With Alberta in a cash crunch, is it time to think about implementing a provincial sales tax?
According to a new report from the University of Calgary’s School of Public Policy, Alberta should implement a PST and revenue-neutral carbon levy to help get the province off the roller coaster ride of oil and gas revenues.
“I think the sales tax is a really important part of the tax mix in Alberta that we’ve really been able to postpone up to this point,” University of Calgary economics professor and author of the report, Ken McKenzie, said.
The report, titled Altering the Tax Min in Alberta, analyzed a five per cent sales tax, which could generate $5 billion in revenue for the province, McKenzie said.
According to McKenzie’s report, a five per cent sales tax would be among the lowest in Canada.
The report argues the revenues generated through a sales tax could help lower personal income tax cuts for middle income earners, and help with general revenues for the province.
“It’s a little bit of giving with one hand and taking away from the other, there’s no question about that, but this is a much less costly way of collecting tax revenue than it is personal income taxes or corporate income taxes,” McKenzie said.
Although the report considers the Kenney government’s plan to reduce the corporate tax rate a step towards attracting more investment to Alberta, McKenzie said a PST and a revenue-neural carbon levy would also help make up for the revenue lost by the cut.
The UCP government scrapped Alberta’s carbon tax earlier this summer, and the federal government’s carbon tax is set to take effect in Alberta on Jan. 1, 2020.
“Corporate income taxes are very costly in terms of their impact on investment, economic growth, on wages as well, because as firms don’t invest as much, they don’t hire as many workers, some of the burden of that tax is passed on to workers,” McKenzie said. “Lowering the corporate tax is something I do agree with and I’m supportive of, but it will generate a revenue loss… some of that will come back if growth is a little bit higher, but not all of it.”
McKenzie’s report comes days after Alberta’s Blue Ribbon Panel, chaired by former Saskatchewan NDP finance minister Janice MacKinnon, released its own report on Alberta’s finances.
The MacKinnon report recommends the government cut spending across the board, while looking at alternative ways to effectively provide services.

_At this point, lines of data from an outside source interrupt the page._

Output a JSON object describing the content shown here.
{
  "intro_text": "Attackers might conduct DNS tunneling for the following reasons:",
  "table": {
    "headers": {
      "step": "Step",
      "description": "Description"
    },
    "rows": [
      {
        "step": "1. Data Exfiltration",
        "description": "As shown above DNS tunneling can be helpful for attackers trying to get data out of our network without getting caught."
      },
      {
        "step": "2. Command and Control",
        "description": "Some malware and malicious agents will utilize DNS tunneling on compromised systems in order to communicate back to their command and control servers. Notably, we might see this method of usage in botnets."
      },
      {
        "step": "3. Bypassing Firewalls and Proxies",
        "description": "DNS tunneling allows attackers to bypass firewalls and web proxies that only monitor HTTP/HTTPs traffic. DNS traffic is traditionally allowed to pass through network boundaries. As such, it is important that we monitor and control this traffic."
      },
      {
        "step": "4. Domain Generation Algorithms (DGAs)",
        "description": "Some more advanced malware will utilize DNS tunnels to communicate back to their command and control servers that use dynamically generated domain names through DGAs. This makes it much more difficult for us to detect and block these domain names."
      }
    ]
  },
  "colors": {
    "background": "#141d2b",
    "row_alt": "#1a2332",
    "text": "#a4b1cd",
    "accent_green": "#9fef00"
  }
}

However, the report identified that the Alberta government is overspending, and said implementing or raising taxes isn’t the solution.
“There is no evidence here to support the idea that Alberta is a province that should be raising taxes, not a shred of evidence,” MacKinnon said on Tuesday.
“The evidence all goes the other way; Alberta should be getting its spending in line.”
Finance Minister Travis Toews said his government won’t move forward on all the recommendations provided in the MacKinnon report, but said each recommendation will be evaluated.
Toews said the government would take the MacKinnon report into account while preparing the upcoming provincial budget, and that it would be necessary to cut more than $600 million in spending over the next four years.
“We spend $10 billion more per capita compared to comparable provinces in this country,” Toews said.
McKenzie noted that while the government is taking a look at spending, it should seriously consider a change to taxation in the province.
“I think we need to transform or change our tax system to one that is more flexible in terms of how it deals with the inevitable fluctuation in oil and gas prices and international commodity markets,” McKenzie said. “As we enter an Alberta that looks very different than the Alberta of the past, we need a tax system that has a more appropriate mix of instruments; a sales tax is a part of that, lower corporate taxes are a part of that as well, and perhaps lower personal taxes.”
But Mount Royal political scientist Duane Bratt doesn’t foresee a sales tax being implemented in Alberta anytime soon.
“It’s called the political suicide tax, whoever introduces it would be kicked out of office,” Bratt said.
“Ideologically it’s just unfathomable to consider a Kenney government bringing in a provincial sales tax.”
The sentiment of the unpopularity of a provincial sales tax is also felt among the opposition NDP.
“We do not support a sales tax,” NDP finance critic Shannon Phillips said. “Our government was on path to balancing the budget without one and the current fiscal mess is entirely the UCP’s fault. Their corporate tax cut has blown a $4.5-billion hole in the budget and created no jobs in return.”
The UCP government has vowed to balance the budget by 2022-2023, and eliminate the province’s debt in the next 20 years.
The government’s first provincial budget is set to be released in the fall.
“These are decisions the government needs to make,” McKenzie said. “The sales tax should be part of the discussion in terms of putting us on a sustainable path,”